"""
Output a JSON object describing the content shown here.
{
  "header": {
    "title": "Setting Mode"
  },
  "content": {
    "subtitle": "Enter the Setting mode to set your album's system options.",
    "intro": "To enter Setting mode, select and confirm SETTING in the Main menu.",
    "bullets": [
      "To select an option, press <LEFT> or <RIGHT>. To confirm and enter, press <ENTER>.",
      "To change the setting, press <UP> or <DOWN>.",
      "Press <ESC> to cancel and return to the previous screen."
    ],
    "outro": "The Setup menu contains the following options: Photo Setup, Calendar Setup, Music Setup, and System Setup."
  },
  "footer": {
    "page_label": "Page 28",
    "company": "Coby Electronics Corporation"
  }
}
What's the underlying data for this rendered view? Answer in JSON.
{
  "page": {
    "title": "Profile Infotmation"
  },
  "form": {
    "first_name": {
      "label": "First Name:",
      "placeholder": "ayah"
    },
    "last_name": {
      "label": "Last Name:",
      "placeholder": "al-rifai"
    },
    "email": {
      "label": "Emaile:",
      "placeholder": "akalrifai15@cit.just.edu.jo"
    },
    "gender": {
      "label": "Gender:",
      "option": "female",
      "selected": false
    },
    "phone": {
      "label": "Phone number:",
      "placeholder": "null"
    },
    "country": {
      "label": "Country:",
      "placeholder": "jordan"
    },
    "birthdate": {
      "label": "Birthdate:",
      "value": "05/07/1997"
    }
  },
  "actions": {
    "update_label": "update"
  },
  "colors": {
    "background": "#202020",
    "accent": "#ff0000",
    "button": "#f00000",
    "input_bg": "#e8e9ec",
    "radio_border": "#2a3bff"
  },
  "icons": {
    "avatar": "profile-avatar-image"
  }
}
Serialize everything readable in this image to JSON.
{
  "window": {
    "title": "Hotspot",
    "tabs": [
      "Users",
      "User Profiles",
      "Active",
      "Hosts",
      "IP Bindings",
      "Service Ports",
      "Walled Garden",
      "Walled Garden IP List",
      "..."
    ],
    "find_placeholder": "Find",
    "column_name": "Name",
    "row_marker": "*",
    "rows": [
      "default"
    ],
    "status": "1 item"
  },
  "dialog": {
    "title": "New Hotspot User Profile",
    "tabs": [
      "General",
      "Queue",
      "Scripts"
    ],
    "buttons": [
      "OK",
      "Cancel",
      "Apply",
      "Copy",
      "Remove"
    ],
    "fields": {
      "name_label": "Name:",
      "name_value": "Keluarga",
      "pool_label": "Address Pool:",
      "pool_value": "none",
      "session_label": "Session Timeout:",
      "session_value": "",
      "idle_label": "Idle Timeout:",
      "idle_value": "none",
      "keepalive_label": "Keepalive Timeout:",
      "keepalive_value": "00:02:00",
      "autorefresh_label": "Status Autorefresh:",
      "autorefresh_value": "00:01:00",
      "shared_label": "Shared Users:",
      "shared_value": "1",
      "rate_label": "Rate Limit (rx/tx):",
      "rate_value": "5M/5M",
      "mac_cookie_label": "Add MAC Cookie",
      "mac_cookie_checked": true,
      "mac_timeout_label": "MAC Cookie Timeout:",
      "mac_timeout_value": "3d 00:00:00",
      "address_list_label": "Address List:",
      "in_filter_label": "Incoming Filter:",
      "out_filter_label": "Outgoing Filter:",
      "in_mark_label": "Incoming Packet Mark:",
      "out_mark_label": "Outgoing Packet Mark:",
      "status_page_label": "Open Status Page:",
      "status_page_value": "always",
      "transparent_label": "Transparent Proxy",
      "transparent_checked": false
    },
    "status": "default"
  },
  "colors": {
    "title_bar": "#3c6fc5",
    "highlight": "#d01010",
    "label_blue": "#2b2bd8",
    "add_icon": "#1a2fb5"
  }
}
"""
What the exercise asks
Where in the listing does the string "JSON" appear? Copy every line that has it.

Answer to this exercise
Output a JSON object describing the content shown here.
What's the underlying data for this rendered view? Answer in JSON.
Serialize everything readable in this image to JSON.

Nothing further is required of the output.